**Task description**:
Go through the entries one line at a time, and gather every line that has the word "Supabase".

**Extracted records**:
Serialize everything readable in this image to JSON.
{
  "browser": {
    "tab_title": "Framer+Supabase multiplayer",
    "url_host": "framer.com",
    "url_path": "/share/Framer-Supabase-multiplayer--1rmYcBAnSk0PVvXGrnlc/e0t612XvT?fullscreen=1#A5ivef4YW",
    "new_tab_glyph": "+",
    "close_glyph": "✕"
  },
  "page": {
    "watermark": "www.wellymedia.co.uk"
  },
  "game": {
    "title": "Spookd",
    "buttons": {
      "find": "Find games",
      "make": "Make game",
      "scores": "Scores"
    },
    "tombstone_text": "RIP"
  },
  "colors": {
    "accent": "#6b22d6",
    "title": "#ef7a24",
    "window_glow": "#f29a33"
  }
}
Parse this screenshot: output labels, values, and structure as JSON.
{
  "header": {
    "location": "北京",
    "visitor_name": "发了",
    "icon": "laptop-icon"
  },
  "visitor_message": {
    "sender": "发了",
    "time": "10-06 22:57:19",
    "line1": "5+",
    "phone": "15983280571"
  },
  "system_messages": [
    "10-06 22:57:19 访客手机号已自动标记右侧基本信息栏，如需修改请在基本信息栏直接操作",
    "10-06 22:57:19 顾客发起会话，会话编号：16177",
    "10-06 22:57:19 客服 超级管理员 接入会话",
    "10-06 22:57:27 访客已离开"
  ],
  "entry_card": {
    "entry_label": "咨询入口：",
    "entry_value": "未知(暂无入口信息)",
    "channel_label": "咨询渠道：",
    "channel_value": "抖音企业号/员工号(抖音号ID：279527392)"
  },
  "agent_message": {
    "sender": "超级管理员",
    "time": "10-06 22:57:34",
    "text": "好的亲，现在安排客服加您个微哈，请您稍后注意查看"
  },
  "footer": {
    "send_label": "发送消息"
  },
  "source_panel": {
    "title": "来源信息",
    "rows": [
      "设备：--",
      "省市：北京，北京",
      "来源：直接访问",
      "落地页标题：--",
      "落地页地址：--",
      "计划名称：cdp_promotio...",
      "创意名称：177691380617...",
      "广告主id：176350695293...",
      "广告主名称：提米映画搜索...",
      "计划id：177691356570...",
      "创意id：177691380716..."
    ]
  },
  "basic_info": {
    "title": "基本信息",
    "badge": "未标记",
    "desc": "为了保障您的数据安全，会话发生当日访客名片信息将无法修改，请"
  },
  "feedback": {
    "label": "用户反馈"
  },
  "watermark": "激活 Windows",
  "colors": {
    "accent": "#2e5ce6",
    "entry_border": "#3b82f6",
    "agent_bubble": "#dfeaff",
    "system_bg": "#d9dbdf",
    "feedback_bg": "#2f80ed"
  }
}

**Written solution**:
    "tab_title": "Framer+Supabase multiplayer",
    "url_path": "/share/Framer-Supabase-multiplayer--1rmYcBAnSk0PVvXGrnlc/e0t612XvT?fullscreen=1#A5ivef4YW",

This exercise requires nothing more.